“But Meagan, it’s not like that...”
She paused to look back at me. “You can tell me any time how it is,” she said, her gaze hard. “But I know already that you won’t.”
I looked down at the stupid invitation, wishing I’d never gotten it. As much as I liked my new Pyr powers, it really sucked to have to keep everything secret from my best friend.
“Have fun at Trevor’s party,” Meagan added. “And don’t worry about me. I’ve got a new friend of my own.”
She slung her pack over one shoulder and marched down the hall, and I knew I couldn’t change her mind. I watched as she stopped beside the locker of the new girl, the one who had moved to our school this year.
The one I really didn’t like, although I couldn’t have said why.
Jessica has dark hair and dark eyes. She’s slim and pretty and quiet. She’s another math whiz, so she and Meagan bonded in the land where calculating derivatives is as easy as pie. (Pi, maybe. As in recalling the first 100 digits of. So not my territory. Never mind citizenship: I don’t even have a visitor’s visa to that place.) The thing is, I should have liked Jessica, there was no reason why I shouldn’t.
But she gave me the creeps.
I always felt like she was hiding something. It wasn’t just that she wore really baggy clothes - like she’d raided her brother’s closet - or even that she kept a baseball hat jammed over her head all the time.
She smiled at Meagan and hugged her, then over Meagan’s shoulder smiled at me. There was something hungry about that smile, something completely untrustworthy.
Like she had a big secret. As someone who has a pretty hefty secret myself, I think I know something about it.
That smile sent a shudder right down my spine.
And gave me the worst feeling I’ve ever had in my life.
Then it was gone. As if I had imagined it.
Was Meagan in danger? Or was I just seeing things that weren’t there because I was lonely and jealous? It didn’t much matter either way - Meagan wasn’t going to listen to any advice I might give her.
I kicked my locker shut, jammed the invitation into my pack and headed home.
I had no idea how to fix this, and no one to ask.
All this week OTER will be spotlighting award-winning author Deborah Cooke. Today we have, WINGING IT, the first installment in Cooke's Young Adult The Dragon's Diaries.
THE PRIZE: Two lucky reader will have the chance to win the either first two titles, FLYING BLIND and WINGING IT from Cooke's The Dragon Diaries or FLASHFIRE and KISS OF FIRE book seven (7) and one (1).
To enter contest you will need to stop back each day, read the excerpt posted and answer the question or questions of the day.

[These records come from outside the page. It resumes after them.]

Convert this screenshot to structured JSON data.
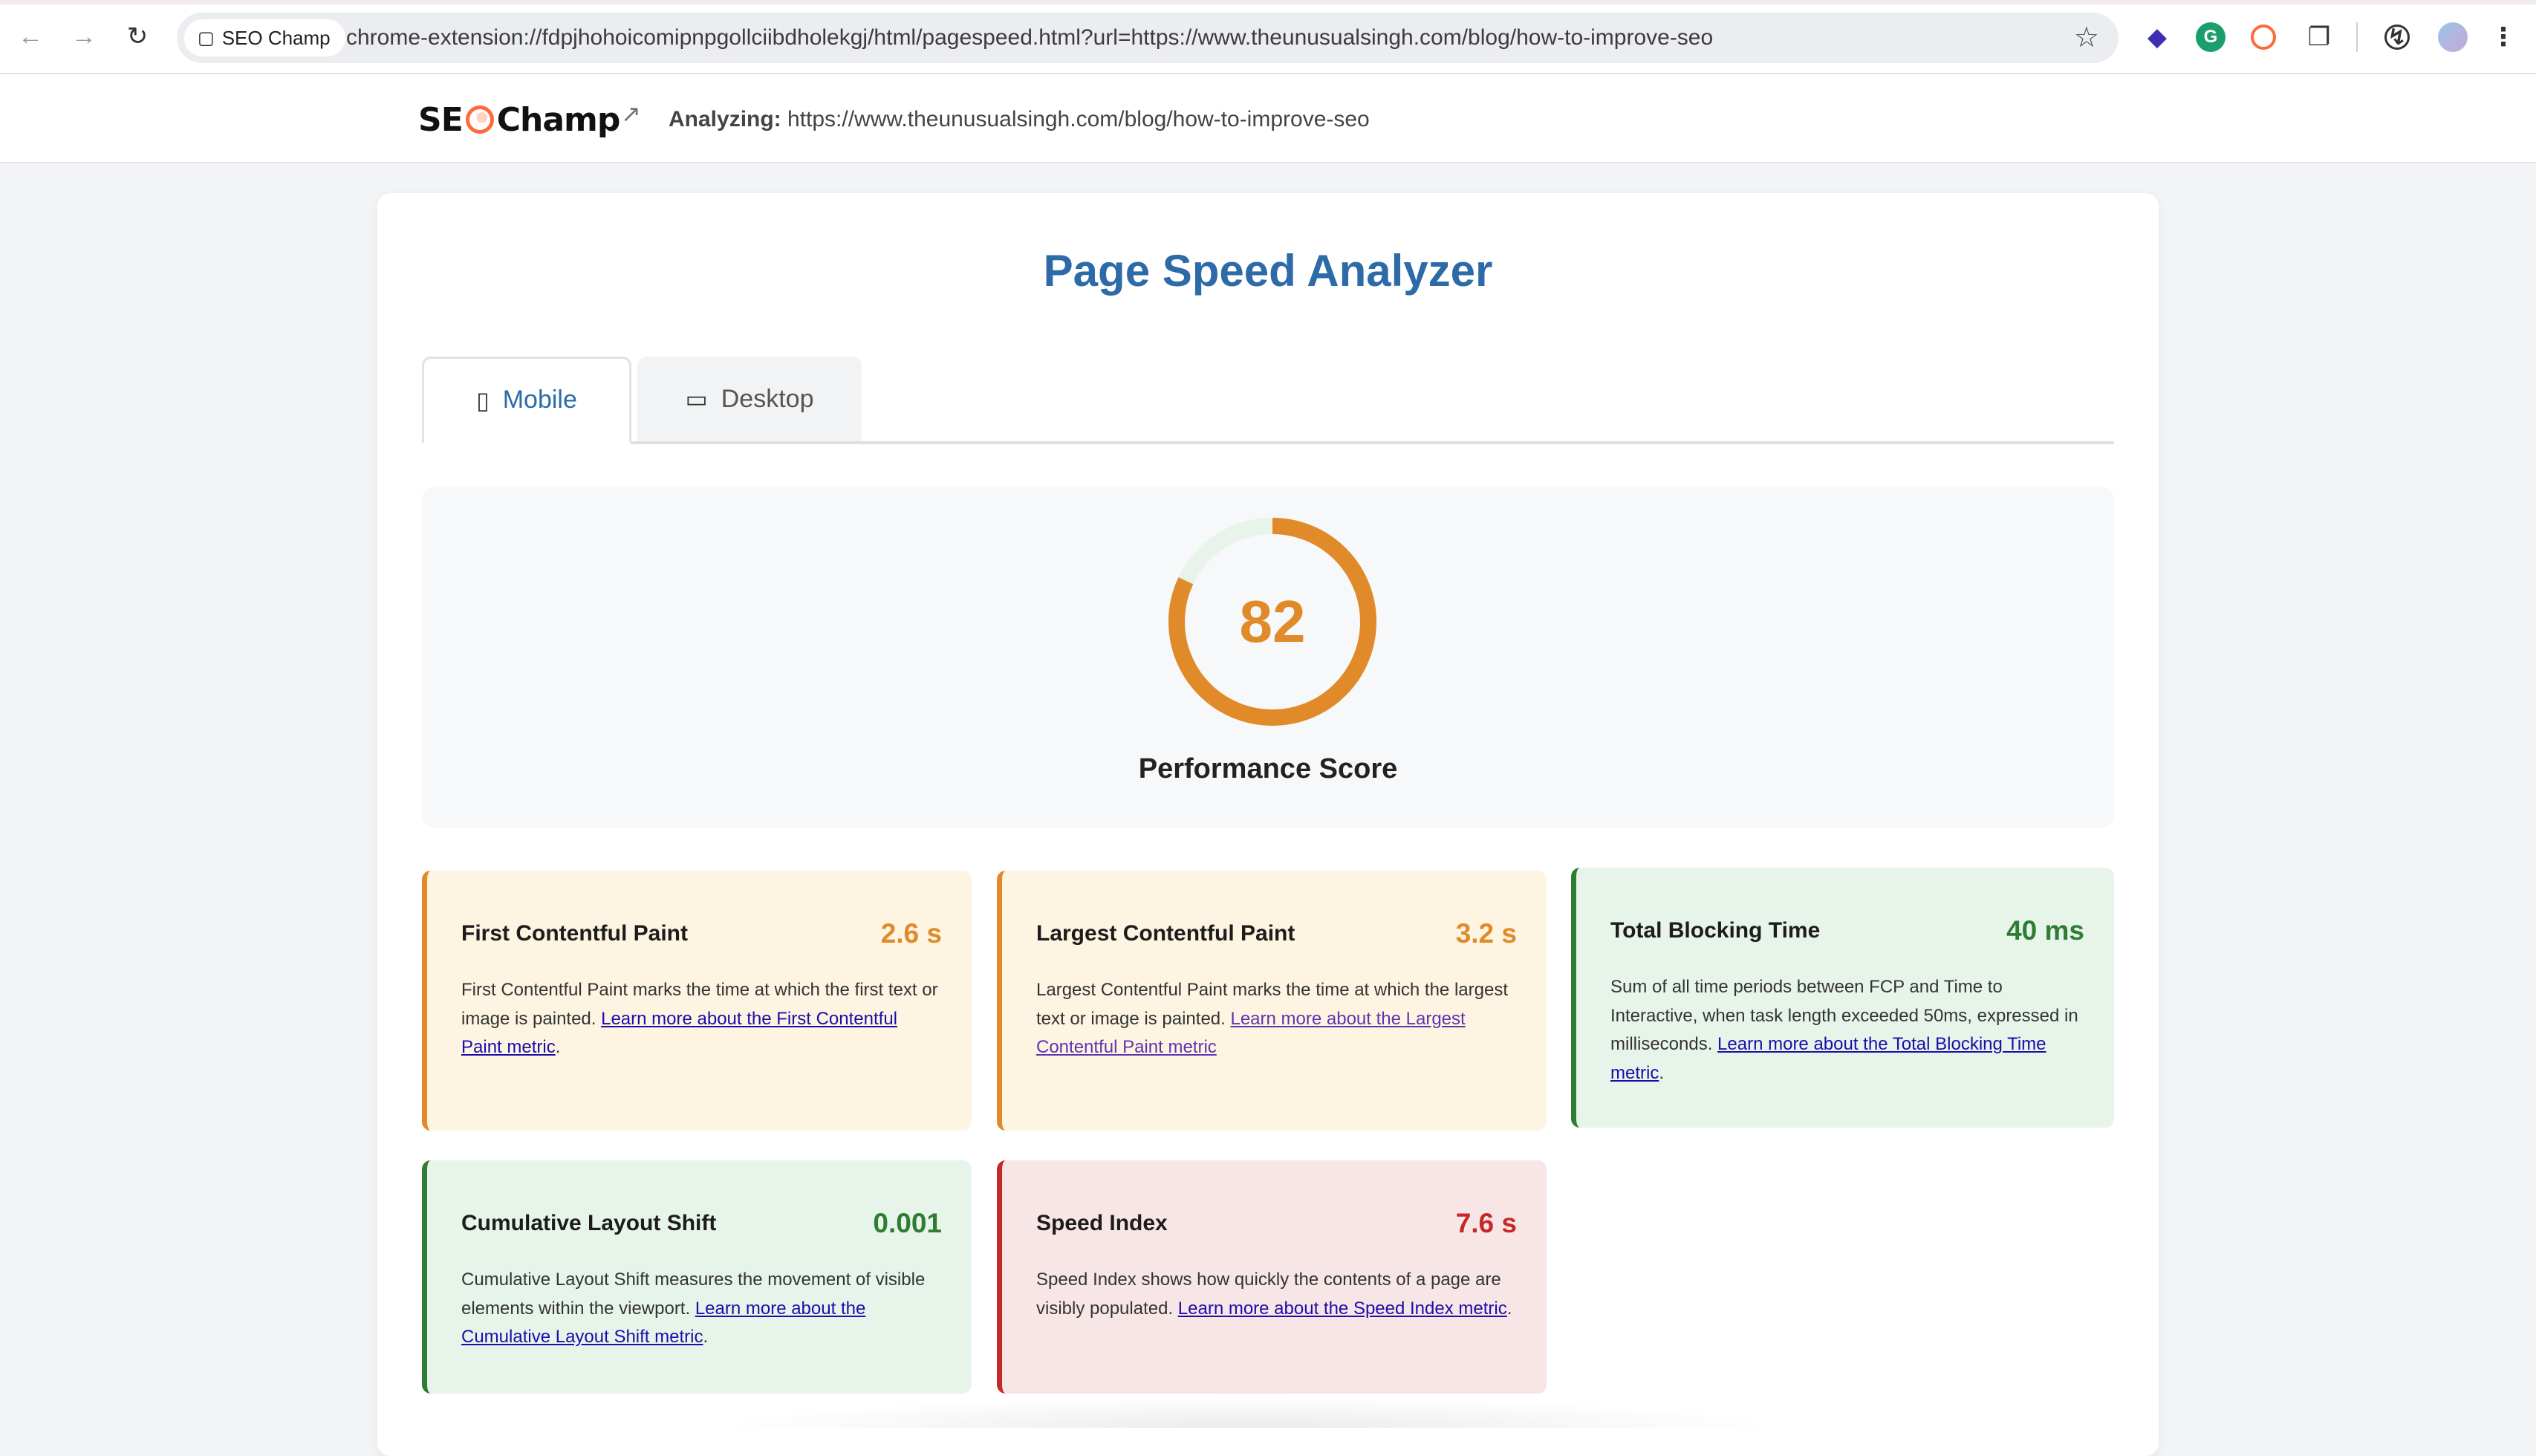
{
  "browser": {
    "tab_chip_label": "SEO Champ",
    "url": "chrome-extension://fdpjhohoicomipnpgollciibdholekgj/html/pagespeed.html?url=https://www.theunusualsingh.com/blog/how-to-improve-seo"
  },
  "header": {
    "logo_left": "SE",
    "logo_right": "Champ",
    "analyzing_label": "Analyzing:",
    "analyzing_url": "https://www.theunusualsingh.com/blog/how-to-improve-seo"
  },
  "main": {
    "title": "Page Speed Analyzer",
    "tabs": [
      {
        "label": "Mobile",
        "icon": "mobile-phone-icon",
        "active": true
      },
      {
        "label": "Desktop",
        "icon": "laptop-icon",
        "active": false
      }
    ],
    "score": {
      "value": "82",
      "fraction": 0.82,
      "label": "Performance Score",
      "color": "#e08a2a",
      "track_color": "#e8f3ea"
    },
    "metrics": [
      {
        "name": "First Contentful Paint",
        "value": "2.6 s",
        "status": "orange",
        "desc": "First Contentful Paint marks the time at which the first text or image is painted. ",
        "link": "Learn more about the First Contentful Paint metric",
        "tail": "."
      },
      {
        "name": "Largest Contentful Paint",
        "value": "3.2 s",
        "status": "orange",
        "desc": "Largest Contentful Paint marks the time at which the largest text or image is painted. ",
        "link": "Learn more about the Largest Contentful Paint metric",
        "tail": ""
      },
      {
        "name": "Total Blocking Time",
        "value": "40 ms",
        "status": "green",
        "desc": "Sum of all time periods between FCP and Time to Interactive, when task length exceeded 50ms, expressed in milliseconds. ",
        "link": "Learn more about the Total Blocking Time metric",
        "tail": "."
      },
      {
        "name": "Cumulative Layout Shift",
        "value": "0.001",
        "status": "green",
        "desc": "Cumulative Layout Shift measures the movement of visible elements within the viewport. ",
        "link": "Learn more about the Cumulative Layout Shift metric",
        "tail": "."
      },
      {
        "name": "Speed Index",
        "value": "7.6 s",
        "status": "red",
        "desc": "Speed Index shows how quickly the contents of a page are visibly populated. ",
        "link": "Learn more about the Speed Index metric",
        "tail": "."
      }
    ]
  }
}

Tuesday Question: Who is the Keeper of the Covenant?
Contest is open to ALL readers.
Contest runs until January 22
I will contact winners directly on January 23